• _ACTION ITEM_:
The full set of entries, reproduced exactly, is the expected answer.

• _MATERIAL SHOWN_:
▶

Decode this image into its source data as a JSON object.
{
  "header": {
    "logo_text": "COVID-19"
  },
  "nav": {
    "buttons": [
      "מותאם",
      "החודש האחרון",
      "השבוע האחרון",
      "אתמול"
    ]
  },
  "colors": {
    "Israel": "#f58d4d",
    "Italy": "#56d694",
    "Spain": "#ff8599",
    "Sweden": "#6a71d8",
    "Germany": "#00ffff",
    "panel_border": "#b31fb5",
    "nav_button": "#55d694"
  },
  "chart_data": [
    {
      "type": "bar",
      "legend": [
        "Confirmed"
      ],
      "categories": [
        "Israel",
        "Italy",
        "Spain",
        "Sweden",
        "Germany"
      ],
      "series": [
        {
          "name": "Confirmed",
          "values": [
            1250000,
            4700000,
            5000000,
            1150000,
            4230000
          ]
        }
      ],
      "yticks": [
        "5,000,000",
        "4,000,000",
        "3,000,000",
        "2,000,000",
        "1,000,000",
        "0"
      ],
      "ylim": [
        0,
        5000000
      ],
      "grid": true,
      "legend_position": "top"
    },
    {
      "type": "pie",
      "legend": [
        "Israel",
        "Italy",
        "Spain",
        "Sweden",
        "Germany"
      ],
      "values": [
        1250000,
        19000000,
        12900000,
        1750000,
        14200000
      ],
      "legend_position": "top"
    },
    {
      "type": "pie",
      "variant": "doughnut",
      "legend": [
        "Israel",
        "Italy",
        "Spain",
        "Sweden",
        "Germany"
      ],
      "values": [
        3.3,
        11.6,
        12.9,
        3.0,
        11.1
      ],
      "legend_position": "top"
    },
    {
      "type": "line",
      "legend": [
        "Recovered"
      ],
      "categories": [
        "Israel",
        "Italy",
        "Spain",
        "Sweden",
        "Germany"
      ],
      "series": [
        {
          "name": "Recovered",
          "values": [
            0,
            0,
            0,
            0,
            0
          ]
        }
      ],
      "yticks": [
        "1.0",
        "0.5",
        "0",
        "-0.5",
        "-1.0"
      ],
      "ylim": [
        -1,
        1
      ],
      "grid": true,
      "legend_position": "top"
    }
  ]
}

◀

• _SOLVED PROBLEM_:
Decode this image into its source data as a JSON object.
{
  "header": {
    "logo_text": "COVID-19"
  },
  "nav": {
    "buttons": [
      "מותאם",
      "החודש האחרון",
      "השבוע האחרון",
      "אתמול"
    ]
  },
  "colors": {
    "Israel": "#f58d4d",
    "Italy": "#56d694",
    "Spain": "#ff8599",
    "Sweden": "#6a71d8",
    "Germany": "#00ffff",
    "panel_border": "#b31fb5",
    "nav_button": "#55d694"
  },
  "chart_data": [
    {
      "type": "bar",
      "legend": [
        "Confirmed"
      ],
      "categories": [
        "Israel",
        "Italy",
        "Spain",
        "Sweden",
        "Germany"
      ],
      "series": [
        {
          "name": "Confirmed",
          "values": [
            1250000,
            4700000,
            5000000,
            1150000,
            4230000
          ]
        }
      ],
      "yticks": [
        "5,000,000",
        "4,000,000",
        "3,000,000",
        "2,000,000",
        "1,000,000",
        "0"
      ],
      "ylim": [
        0,
        5000000
      ],
      "grid": true,
      "legend_position": "top"
    },
    {
      "type": "pie",
      "legend": [
        "Israel",
        "Italy",
        "Spain",
        "Sweden",
        "Germany"
      ],
      "values": [
        1250000,
        19000000,
        12900000,
        1750000,
        14200000
      ],
      "legend_position": "top"
    },
    {
      "type": "pie",
      "variant": "doughnut",
      "legend": [
        "Israel",
        "Italy",
        "Spain",
        "Sweden",
        "Germany"
      ],
      "values": [
        3.3,
        11.6,
        12.9,
        3.0,
        11.1
      ],
      "legend_position": "top"
    },
    {
      "type": "line",
      "legend": [
        "Recovered"
      ],
      "categories": [
        "Israel",
        "Italy",
        "Spain",
        "Sweden",
        "Germany"
      ],
      "series": [
        {
          "name": "Recovered",
          "values": [
            0,
            0,
            0,
            0,
            0
          ]
        }
      ],
      "yticks": [
        "1.0",
        "0.5",
        "0",
        "-0.5",
        "-1.0"
      ],
      "ylim": [
        -1,
        1
      ],
      "grid": true,
      "legend_position": "top"
    }
  ]
}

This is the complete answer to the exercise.